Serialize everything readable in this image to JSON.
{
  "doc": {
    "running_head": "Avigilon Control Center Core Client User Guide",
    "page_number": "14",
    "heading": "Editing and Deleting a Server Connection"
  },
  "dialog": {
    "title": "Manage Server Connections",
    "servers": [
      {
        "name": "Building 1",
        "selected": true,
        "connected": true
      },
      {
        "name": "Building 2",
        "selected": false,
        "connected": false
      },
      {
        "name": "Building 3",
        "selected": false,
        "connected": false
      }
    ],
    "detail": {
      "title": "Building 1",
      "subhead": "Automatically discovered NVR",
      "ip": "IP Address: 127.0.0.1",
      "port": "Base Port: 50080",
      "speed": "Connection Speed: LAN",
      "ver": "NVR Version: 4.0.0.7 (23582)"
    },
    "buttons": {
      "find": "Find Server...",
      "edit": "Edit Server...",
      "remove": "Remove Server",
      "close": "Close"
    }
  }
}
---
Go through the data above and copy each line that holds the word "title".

### Solution below
    "title": "Manage Server Connections",
      "title": "Building 1",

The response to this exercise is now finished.